A bureau spokesman, Gregory Julian, said the study was suspended because it might not be needed. “Simply put, we paused the study because it appeared to be duplicative of ongoing work,” he said Thursday afternoon.
Julian said the bureau needs time to ensure there would be no overlap. But the National Academies researchers met for the first time only recently, and Julian offered no explanation for why the bureau couldn’t work with them as they moved forward.
It was the second time in four months that the administration has blocked a National Academies study. In August, a study of health effects related to mountaintop removal to extract coal in West Virginia was abruptly curtailed “largely as a result of the Department’s changing budget situation,” Interior said.
President Trump has proposed $1.6 billion in funding cuts for the department next year, and Secretary Ryan Zinke aims to eliminate 4,000 staff positions.
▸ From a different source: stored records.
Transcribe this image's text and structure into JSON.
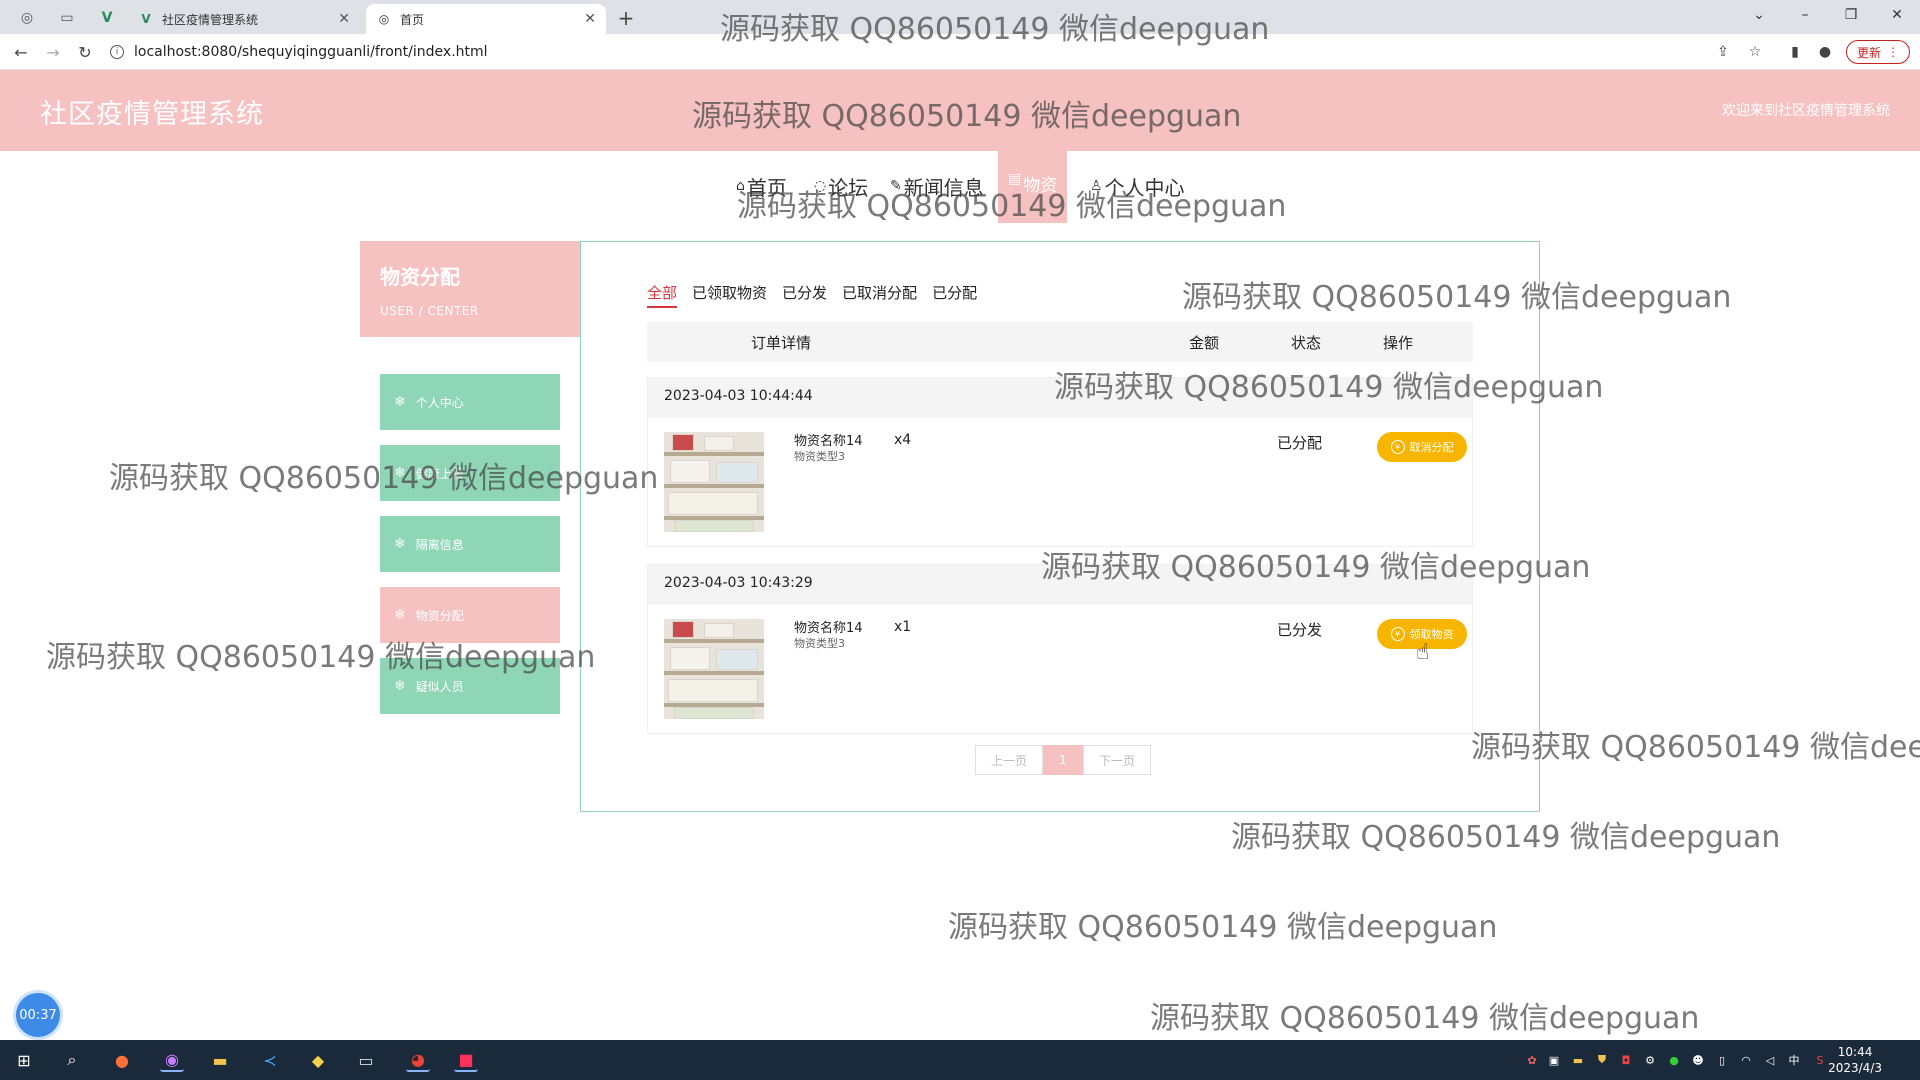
{
  "browser": {
    "tabs": [
      {
        "title": "社区疫情管理系统",
        "icon": "vue-logo-icon"
      },
      {
        "title": "首页",
        "icon": "globe-icon"
      }
    ],
    "url": "localhost:8080/shequyiqingguanli/front/index.html",
    "update_label": "更新"
  },
  "header": {
    "site_title": "社区疫情管理系统",
    "welcome": "欢迎来到社区疫情管理系统"
  },
  "nav": {
    "items": [
      {
        "label": "首页",
        "icon": "home-icon"
      },
      {
        "label": "论坛",
        "icon": "chat-icon"
      },
      {
        "label": "新闻信息",
        "icon": "tag-icon"
      },
      {
        "label": "物资",
        "icon": "box-icon",
        "active": true
      },
      {
        "label": "个人中心",
        "icon": "user-icon"
      }
    ]
  },
  "sidebar": {
    "title": "物资分配",
    "subtitle": "USER / CENTER",
    "items": [
      {
        "label": "个人中心"
      },
      {
        "label": "健康上报"
      },
      {
        "label": "隔离信息"
      },
      {
        "label": "物资分配",
        "active": true
      },
      {
        "label": "疑似人员"
      }
    ]
  },
  "filters": {
    "tabs": [
      {
        "label": "全部",
        "active": true
      },
      {
        "label": "已领取物资"
      },
      {
        "label": "已分发"
      },
      {
        "label": "已取消分配"
      },
      {
        "label": "已分配"
      }
    ]
  },
  "table": {
    "headers": {
      "detail": "订单详情",
      "amount": "金额",
      "status": "状态",
      "action": "操作"
    }
  },
  "orders": [
    {
      "time": "2023-04-03 10:44:44",
      "name": "物资名称14",
      "type": "物资类型3",
      "qty": "x4",
      "status": "已分配",
      "action": "取消分配"
    },
    {
      "time": "2023-04-03 10:43:29",
      "name": "物资名称14",
      "type": "物资类型3",
      "qty": "x1",
      "status": "已分发",
      "action": "领取物资"
    }
  ],
  "pagination": {
    "prev": "上一页",
    "current": "1",
    "next": "下一页"
  },
  "watermark": "源码获取 QQ86050149 微信deepguan",
  "timer": "00:37",
  "taskbar": {
    "time": "10:44",
    "date": "2023/4/3",
    "ime": "中"
  },
  "colors": {
    "brand_pink": "#f6c1c1",
    "mint": "#8fd6b6",
    "button_yellow": "#f7b500",
    "active_red": "#d9363e"
  }
}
Interior funds hundreds of studies undertaken by universities and scientific commissions, and it was unclear Thursday whether other studies have been suspended or eliminated. The department did not immediately respond to a request for comment.
Scientists on the commission that had been conducting the coal mining study expressed hope that a review of their work would soon end and the study be allowed to continue. As with the suspension and review of the offshore drilling study, they were not told when the review started and was to be completed. The coal mining study is still on hold, the National Academies said.
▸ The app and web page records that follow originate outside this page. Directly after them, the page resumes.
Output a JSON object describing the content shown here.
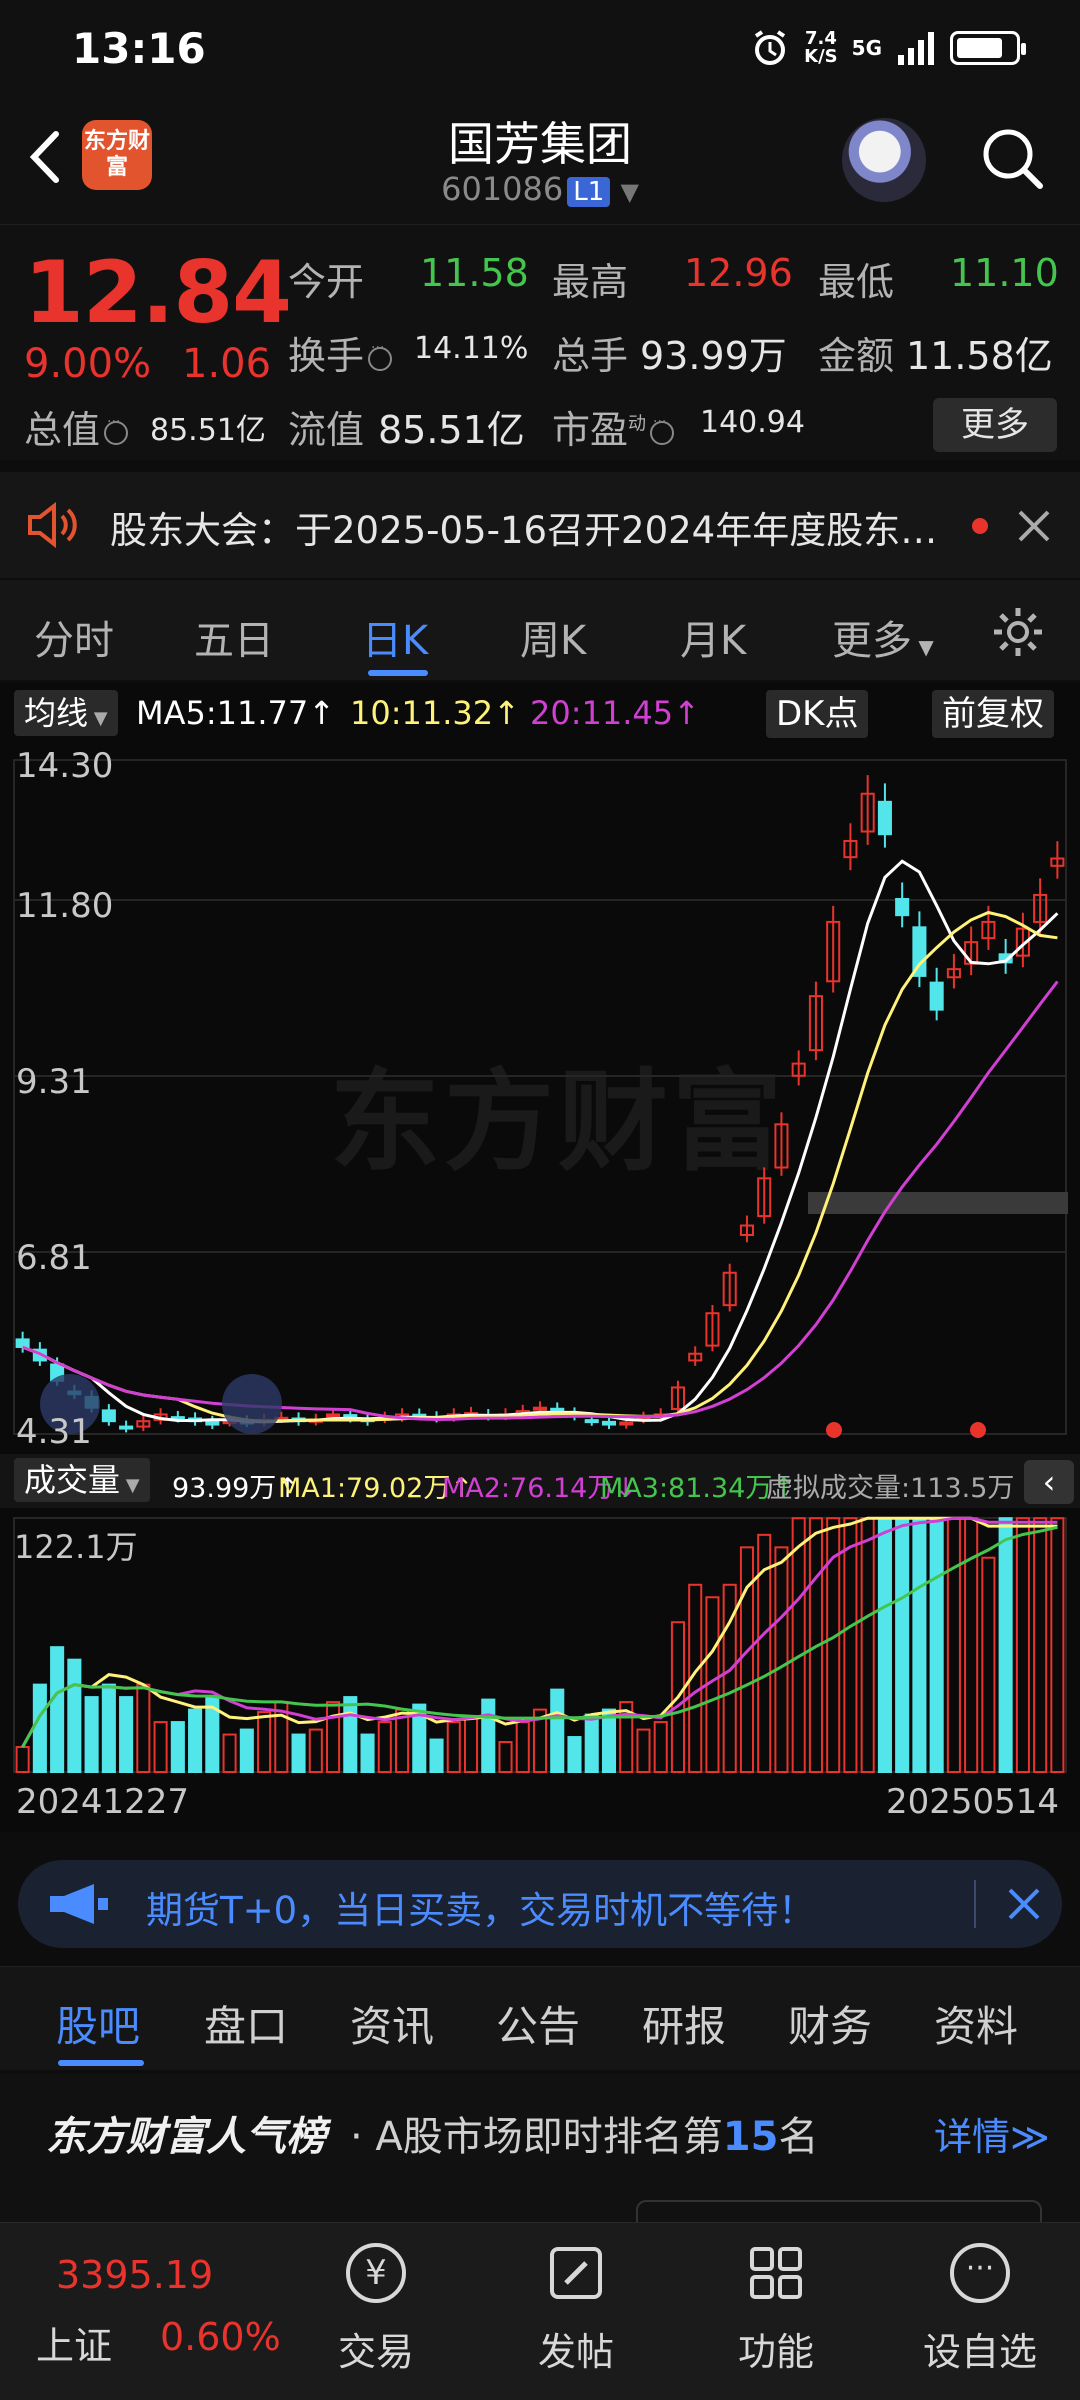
{
  "status_bar": {
    "time": "13:16",
    "net_speed_top": "7.4",
    "net_speed_bottom": "K/S",
    "network": "5G"
  },
  "header": {
    "brand_logo_text": "东方财富",
    "stock_name": "国芳集团",
    "stock_code": "601086",
    "level_badge": "L1"
  },
  "quote": {
    "price": "12.84",
    "change_pct": "9.00%",
    "change_abs": "1.06",
    "open_label": "今开",
    "open": "11.58",
    "high_label": "最高",
    "high": "12.96",
    "low_label": "最低",
    "low": "11.10",
    "turnover_label": "换手",
    "turnover": "14.11%",
    "volume_label": "总手",
    "volume": "93.99万",
    "amount_label": "金额",
    "amount": "11.58亿",
    "mktcap_label": "总值",
    "mktcap": "85.51亿",
    "float_label": "流值",
    "float_cap": "85.51亿",
    "pe_label": "市盈",
    "pe_sup": "动",
    "pe": "140.94",
    "more_label": "更多",
    "colors": {
      "up": "#e8342c",
      "down": "#44c64e"
    }
  },
  "notice": {
    "text": "股东大会：于2025-05-16召开2024年年度股东…"
  },
  "kline_tabs": [
    "分时",
    "五日",
    "日K",
    "周K",
    "月K",
    "更多"
  ],
  "active_kline_tab": "日K",
  "indicator_bar": {
    "ma_select": "均线",
    "ma5": "MA5:11.77↑",
    "ma10": "10:11.32↑",
    "ma20": "20:11.45↑",
    "dk_label": "DK点",
    "adjust_label": "前复权"
  },
  "chart_data": [
    {
      "type": "candlestick",
      "title": "",
      "y_ticks": [
        "14.30",
        "11.80",
        "9.31",
        "6.81",
        "4.31"
      ],
      "ylim": [
        4.31,
        14.3
      ],
      "x_ticks": [
        "20241227",
        "20250514"
      ],
      "watermark": "东方财富",
      "series_colors": {
        "up": "#e8342c",
        "down": "#52e6ea",
        "ma5": "#ffffff",
        "ma10": "#fff27a",
        "ma20": "#d13fd3"
      },
      "closes": [
        5.6,
        5.4,
        5.1,
        4.9,
        4.7,
        4.5,
        4.4,
        4.5,
        4.6,
        4.55,
        4.5,
        4.45,
        4.5,
        4.48,
        4.52,
        4.55,
        4.5,
        4.52,
        4.6,
        4.55,
        4.5,
        4.55,
        4.6,
        4.58,
        4.55,
        4.6,
        4.62,
        4.58,
        4.6,
        4.65,
        4.7,
        4.62,
        4.58,
        4.5,
        4.45,
        4.48,
        4.55,
        4.6,
        5.0,
        5.5,
        6.1,
        6.7,
        7.4,
        8.1,
        8.9,
        9.8,
        10.8,
        11.9,
        13.1,
        13.8,
        13.2,
        12.0,
        11.1,
        10.6,
        11.2,
        11.6,
        11.9,
        11.3,
        11.8,
        12.3,
        12.84
      ],
      "marks": [
        "red-dot",
        "red-dot"
      ]
    },
    {
      "type": "bar",
      "title": "成交量",
      "y_ticks": [
        "122.1万"
      ],
      "legend": [
        "93.99万↑",
        "MA1:79.02万↑",
        "MA2:76.14万↓",
        "MA3:81.34万↑",
        "虚拟成交量:113.5万"
      ],
      "ylim": [
        0,
        122.1
      ]
    }
  ],
  "volume_bar": {
    "select": "成交量",
    "vol": "93.99万↑",
    "ma1": "MA1:79.02万↑",
    "ma2": "MA2:76.14万↓",
    "ma3": "MA3:81.34万↑",
    "virtual": "虚拟成交量:113.5万"
  },
  "promo": {
    "text": "期货T+0，当日买卖，交易时机不等待！"
  },
  "section_tabs": [
    "股吧",
    "盘口",
    "资讯",
    "公告",
    "研报",
    "财务",
    "资料"
  ],
  "active_section_tab": "股吧",
  "popularity": {
    "brand": "东方财富人气榜",
    "prefix": "· A股市场即时排名第",
    "rank": "15",
    "suffix": "名",
    "detail": "详情≫"
  },
  "bottom_nav": {
    "index_value": "3395.19",
    "index_name": "上证",
    "index_change": "0.60%",
    "items": [
      "交易",
      "发帖",
      "功能",
      "设自选"
    ]
  }
}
The National Academies are nonprofit institutions that provide independent, objective analysis and advice to solve complex problems and inform policy decisions related to science, technology and medicine. The study to update the offshore oil and gas operations inspection program was commissioned last year and partially funded in May.
Conservationist groups voiced their opposition on Twitter.
The Trump administration made history in October by proposing to make nearly 77 million acres in the Gulf of Mexico available for companies wanting to buy federal oil and gas leases, the largest offering in the United States.
According to Interior, the first lease sales off Texas, Louisiana, Mississippi, Alabama and Florida are scheduled for March. They would include “all available unleased areas on the Gulf’s Outer Continental Shelf,” a statement said.
The Gulf of Mexico was the site of arguably the worst environmental disaster in U.S. history, the 2010 Deepwater Horizon explosion and subsequent spill of 215 million gallons of crude that fouled beaches from Louisiana to Florida.